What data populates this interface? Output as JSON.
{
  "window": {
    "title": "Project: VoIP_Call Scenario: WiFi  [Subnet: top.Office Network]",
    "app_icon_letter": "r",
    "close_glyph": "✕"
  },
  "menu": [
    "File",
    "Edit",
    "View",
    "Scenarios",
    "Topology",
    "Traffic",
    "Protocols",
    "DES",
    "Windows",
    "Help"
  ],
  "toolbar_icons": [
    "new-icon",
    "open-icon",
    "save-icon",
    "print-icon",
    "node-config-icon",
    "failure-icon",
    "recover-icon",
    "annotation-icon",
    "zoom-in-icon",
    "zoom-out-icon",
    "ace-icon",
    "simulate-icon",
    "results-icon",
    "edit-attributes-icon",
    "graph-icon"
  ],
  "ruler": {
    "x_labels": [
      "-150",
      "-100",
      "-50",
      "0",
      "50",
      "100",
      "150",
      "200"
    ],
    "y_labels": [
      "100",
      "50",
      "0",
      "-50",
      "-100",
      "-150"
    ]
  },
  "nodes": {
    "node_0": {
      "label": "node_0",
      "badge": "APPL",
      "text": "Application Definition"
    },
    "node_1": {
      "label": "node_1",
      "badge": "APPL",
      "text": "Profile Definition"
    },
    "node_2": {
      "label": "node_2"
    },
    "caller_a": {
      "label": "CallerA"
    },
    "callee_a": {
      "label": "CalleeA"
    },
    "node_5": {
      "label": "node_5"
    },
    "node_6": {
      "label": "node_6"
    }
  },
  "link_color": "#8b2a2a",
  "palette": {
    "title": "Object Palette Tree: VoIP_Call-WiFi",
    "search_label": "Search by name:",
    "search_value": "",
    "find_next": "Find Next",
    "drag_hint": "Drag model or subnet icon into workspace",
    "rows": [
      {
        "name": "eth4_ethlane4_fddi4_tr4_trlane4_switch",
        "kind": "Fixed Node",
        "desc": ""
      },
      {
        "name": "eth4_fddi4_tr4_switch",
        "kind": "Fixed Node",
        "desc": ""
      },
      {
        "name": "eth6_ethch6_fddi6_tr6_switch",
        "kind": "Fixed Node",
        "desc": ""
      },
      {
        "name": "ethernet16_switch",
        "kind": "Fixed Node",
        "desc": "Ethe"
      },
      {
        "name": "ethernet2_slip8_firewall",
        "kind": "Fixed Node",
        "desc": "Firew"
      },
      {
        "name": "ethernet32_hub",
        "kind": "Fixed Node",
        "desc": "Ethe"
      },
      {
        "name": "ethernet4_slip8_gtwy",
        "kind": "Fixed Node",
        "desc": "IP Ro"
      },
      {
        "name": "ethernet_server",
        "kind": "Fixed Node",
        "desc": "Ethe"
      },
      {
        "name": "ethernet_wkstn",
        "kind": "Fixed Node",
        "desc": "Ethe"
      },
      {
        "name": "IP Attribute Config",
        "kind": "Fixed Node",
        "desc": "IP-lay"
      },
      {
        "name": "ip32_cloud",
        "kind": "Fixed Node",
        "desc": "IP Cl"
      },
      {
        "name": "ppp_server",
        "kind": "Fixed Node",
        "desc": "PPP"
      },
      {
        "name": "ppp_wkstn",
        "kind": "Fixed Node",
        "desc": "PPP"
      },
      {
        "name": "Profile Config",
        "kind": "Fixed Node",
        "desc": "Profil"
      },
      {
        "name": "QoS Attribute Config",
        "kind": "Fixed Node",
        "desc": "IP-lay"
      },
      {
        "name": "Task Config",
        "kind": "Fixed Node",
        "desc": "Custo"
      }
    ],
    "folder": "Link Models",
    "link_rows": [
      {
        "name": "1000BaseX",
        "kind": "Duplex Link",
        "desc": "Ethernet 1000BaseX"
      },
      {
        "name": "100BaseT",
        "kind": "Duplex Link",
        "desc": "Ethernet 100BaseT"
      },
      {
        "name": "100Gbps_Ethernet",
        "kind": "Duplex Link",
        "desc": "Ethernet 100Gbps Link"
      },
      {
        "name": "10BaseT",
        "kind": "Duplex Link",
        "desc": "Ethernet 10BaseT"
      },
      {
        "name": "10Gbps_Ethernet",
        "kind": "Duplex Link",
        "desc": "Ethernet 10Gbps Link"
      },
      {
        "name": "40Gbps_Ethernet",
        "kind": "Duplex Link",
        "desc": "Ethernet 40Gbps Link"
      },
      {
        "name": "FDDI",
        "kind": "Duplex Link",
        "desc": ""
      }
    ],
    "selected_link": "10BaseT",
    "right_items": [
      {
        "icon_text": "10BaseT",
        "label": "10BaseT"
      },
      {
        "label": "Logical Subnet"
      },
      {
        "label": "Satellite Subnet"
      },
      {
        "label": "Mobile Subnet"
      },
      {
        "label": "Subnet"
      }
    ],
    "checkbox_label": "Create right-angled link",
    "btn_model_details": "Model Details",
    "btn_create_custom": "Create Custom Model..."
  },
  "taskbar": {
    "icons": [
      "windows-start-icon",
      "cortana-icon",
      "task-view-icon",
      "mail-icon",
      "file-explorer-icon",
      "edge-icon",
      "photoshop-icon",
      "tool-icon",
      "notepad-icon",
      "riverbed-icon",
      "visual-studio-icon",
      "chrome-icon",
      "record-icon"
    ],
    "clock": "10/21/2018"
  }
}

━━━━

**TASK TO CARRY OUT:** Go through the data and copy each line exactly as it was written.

**OUTPUT BELOW:**
What data populates this interface? Output as JSON.
{
  "window": {
    "title": "Project: VoIP_Call Scenario: WiFi  [Subnet: top.Office Network]",
    "app_icon_letter": "r",
    "close_glyph": "✕"
  },
  "menu": [
    "File",
    "Edit",
    "View",
    "Scenarios",
    "Topology",
    "Traffic",
    "Protocols",
    "DES",
    "Windows",
    "Help"
  ],
  "toolbar_icons": [
    "new-icon",
    "open-icon",
    "save-icon",
    "print-icon",
    "node-config-icon",
    "failure-icon",
    "recover-icon",
    "annotation-icon",
    "zoom-in-icon",
    "zoom-out-icon",
    "ace-icon",
    "simulate-icon",
    "results-icon",
    "edit-attributes-icon",
    "graph-icon"
  ],
  "ruler": {
    "x_labels": [
      "-150",
      "-100",
      "-50",
      "0",
      "50",
      "100",
      "150",
      "200"
    ],
    "y_labels": [
      "100",
      "50",
      "0",
      "-50",
      "-100",
      "-150"
    ]
  },
  "nodes": {
    "node_0": {
      "label": "node_0",
      "badge": "APPL",
      "text": "Application Definition"
    },
    "node_1": {
      "label": "node_1",
      "badge": "APPL",
      "text": "Profile Definition"
    },
    "node_2": {
      "label": "node_2"
    },
    "caller_a": {
      "label": "CallerA"
    },
    "callee_a": {
      "label": "CalleeA"
    },
    "node_5": {
      "label": "node_5"
    },
    "node_6": {
      "label": "node_6"
    }
  },
  "link_color": "#8b2a2a",
  "palette": {
    "title": "Object Palette Tree: VoIP_Call-WiFi",
    "search_label": "Search by name:",
    "search_value": "",
    "find_next": "Find Next",
    "drag_hint": "Drag model or subnet icon into workspace",
    "rows": [
      {
        "name": "eth4_ethlane4_fddi4_tr4_trlane4_switch",
        "kind": "Fixed Node",
        "desc": ""
      },
      {
        "name": "eth4_fddi4_tr4_switch",
        "kind": "Fixed Node",
        "desc": ""
      },
      {
        "name": "eth6_ethch6_fddi6_tr6_switch",
        "kind": "Fixed Node",
        "desc": ""
      },
      {
        "name": "ethernet16_switch",
        "kind": "Fixed Node",
        "desc": "Ethe"
      },
      {
        "name": "ethernet2_slip8_firewall",
        "kind": "Fixed Node",
        "desc": "Firew"
      },
      {
        "name": "ethernet32_hub",
        "kind": "Fixed Node",
        "desc": "Ethe"
      },
      {
        "name": "ethernet4_slip8_gtwy",
        "kind": "Fixed Node",
        "desc": "IP Ro"
      },
      {
        "name": "ethernet_server",
        "kind": "Fixed Node",
        "desc": "Ethe"
      },
      {
        "name": "ethernet_wkstn",
        "kind": "Fixed Node",
        "desc": "Ethe"
      },
      {
        "name": "IP Attribute Config",
        "kind": "Fixed Node",
        "desc": "IP-lay"
      },
      {
        "name": "ip32_cloud",
        "kind": "Fixed Node",
        "desc": "IP Cl"
      },
      {
        "name": "ppp_server",
        "kind": "Fixed Node",
        "desc": "PPP"
      },
      {
        "name": "ppp_wkstn",
        "kind": "Fixed Node",
        "desc": "PPP"
      },
      {
        "name": "Profile Config",
        "kind": "Fixed Node",
        "desc": "Profil"
      },
      {
        "name": "QoS Attribute Config",
        "kind": "Fixed Node",
        "desc": "IP-lay"
      },
      {
        "name": "Task Config",
        "kind": "Fixed Node",
        "desc": "Custo"
      }
    ],
    "folder": "Link Models",
    "link_rows": [
      {
        "name": "1000BaseX",
        "kind": "Duplex Link",
        "desc": "Ethernet 1000BaseX"
      },
      {
        "name": "100BaseT",
        "kind": "Duplex Link",
        "desc": "Ethernet 100BaseT"
      },
      {
        "name": "100Gbps_Ethernet",
        "kind": "Duplex Link",
        "desc": "Ethernet 100Gbps Link"
      },
      {
        "name": "10BaseT",
        "kind": "Duplex Link",
        "desc": "Ethernet 10BaseT"
      },
      {
        "name": "10Gbps_Ethernet",
        "kind": "Duplex Link",
        "desc": "Ethernet 10Gbps Link"
      },
      {
        "name": "40Gbps_Ethernet",
        "kind": "Duplex Link",
        "desc": "Ethernet 40Gbps Link"
      },
      {
        "name": "FDDI",
        "kind": "Duplex Link",
        "desc": ""
      }
    ],
    "selected_link": "10BaseT",
    "right_items": [
      {
        "icon_text": "10BaseT",
        "label": "10BaseT"
      },
      {
        "label": "Logical Subnet"
      },
      {
        "label": "Satellite Subnet"
      },
      {
        "label": "Mobile Subnet"
      },
      {
        "label": "Subnet"
      }
    ],
    "checkbox_label": "Create right-angled link",
    "btn_model_details": "Model Details",
    "btn_create_custom": "Create Custom Model..."
  },
  "taskbar": {
    "icons": [
      "windows-start-icon",
      "cortana-icon",
      "task-view-icon",
      "mail-icon",
      "file-explorer-icon",
      "edge-icon",
      "photoshop-icon",
      "tool-icon",
      "notepad-icon",
      "riverbed-icon",
      "visual-studio-icon",
      "chrome-icon",
      "record-icon"
    ],
    "clock": "10/21/2018"
  }
}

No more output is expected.